Education First: Malala's Story
Word count330

This is a story about Malala Yousafzai, a Pakistani schoolgirl. She gave a speech at the United Nations on her 16th birthday, July 12, 2013. She spoke for the right of education for every child. The U.N. called the day Malala Day.
About nine months before that, on October 9, she was shot by a gunman on a school bus. She was returning home from school. At once, she was taken to a hospital in Peshawar, and soon after to another hospital in the U.K.

In 2009, the BBC wanted to report how ordinary people lived in the Swat Valley. So it looked for someone who could write about life there. Nobody but Malala agreed. She was brave enough to write about it.
Her diary appeared on the BBC website under the name of Gul Makai. Life in her town was miserable then. People were not allowed to enjoy themselves. For example, they could not watch TV or listen to music. In addition, girls could not go to school freely.

At first, Malala had a dream to become a doctor. Most of her classmates wanted to be doctors. In her society, girls could not choose jobs freely. When they wanted to work, they had only a few choices to make.
She now wants to become a politician in order to have some influence on her country. "I want to change the future of my country, and I want to make education compulsory," she said in an interview with the BBC.

On Malala Day, there were many people at the U.N. All the people listening to her speech were deeply moved by her words.
Malala said, "The pen is mightier than the sword," because she believed in the power of education. She finished her speech by saying, "Let us pick up our books and pens. They are the most powerful weapons. One child, one teacher, one book, and one pen can change the world.
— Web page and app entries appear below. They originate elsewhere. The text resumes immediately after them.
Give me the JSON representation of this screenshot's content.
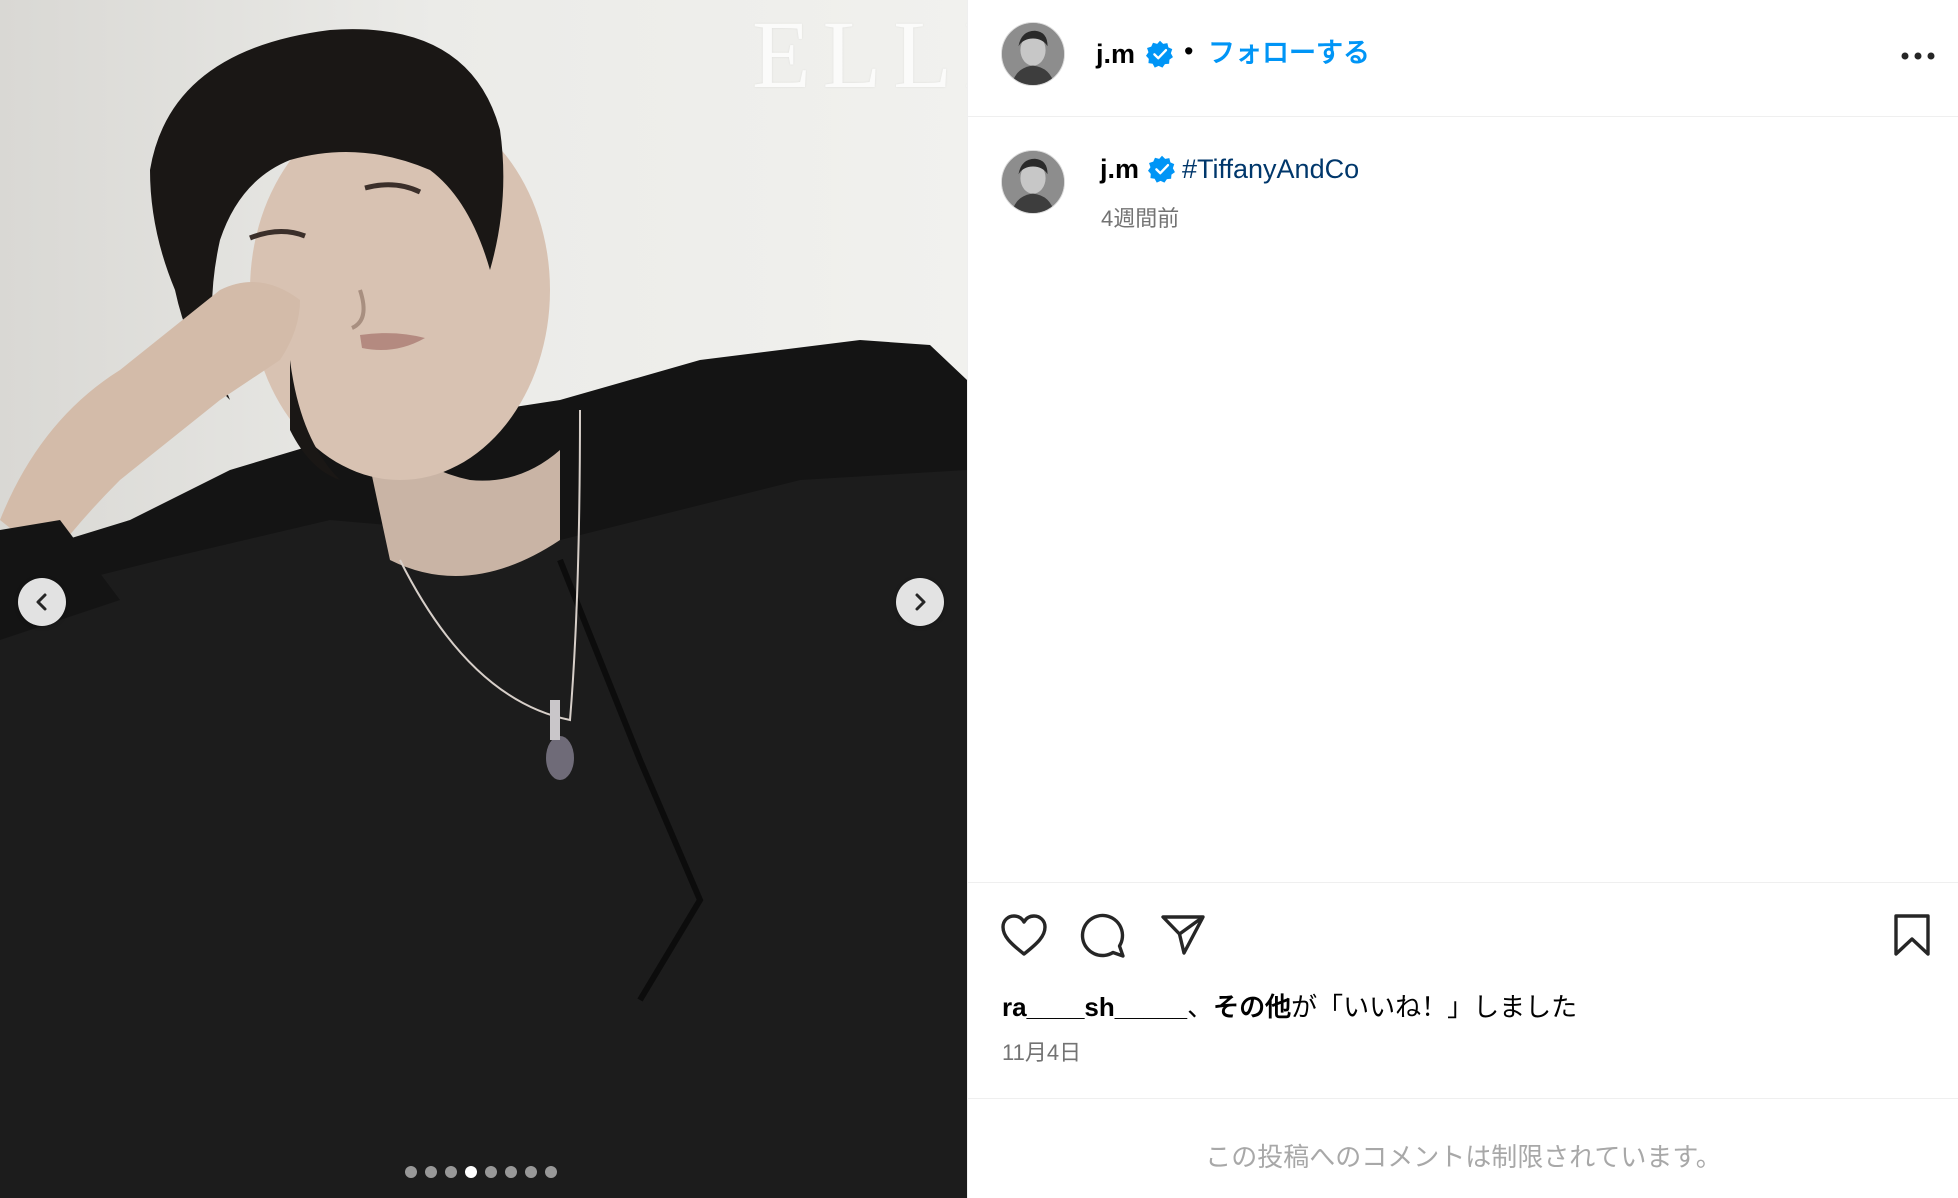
{
  "media": {
    "watermark": "ELLE",
    "carousel_count": 8,
    "carousel_active_index": 3
  },
  "header": {
    "username": "j.m",
    "separator": "•",
    "follow_label": "フォローする"
  },
  "caption": {
    "username": "j.m",
    "hashtag": "#TiffanyAndCo",
    "time": "4週間前"
  },
  "engagement": {
    "liked_by_user": "ra____sh_____",
    "liked_by_mid": "、",
    "liked_by_others": "その他",
    "liked_by_suffix": "が「いいね！」しました",
    "date": "11月4日"
  },
  "comments": {
    "restricted_notice": "この投稿へのコメントは制限されています。"
  },
  "colors": {
    "link_blue": "#0095f6",
    "hashtag": "#00376b",
    "verified": "#0095f6",
    "muted": "#737373",
    "divider": "#efefef"
  },
  "icons": {
    "prev": "chevron-left-icon",
    "next": "chevron-right-icon",
    "more": "more-horizontal-icon",
    "like": "heart-icon",
    "comment": "comment-icon",
    "share": "paper-plane-icon",
    "save": "bookmark-icon",
    "verified": "verified-badge-icon"
  }
}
Education is the only solution. Education first."

Official translation (Heisei 28)

Taken from the Sunshine's teachers manual.





See also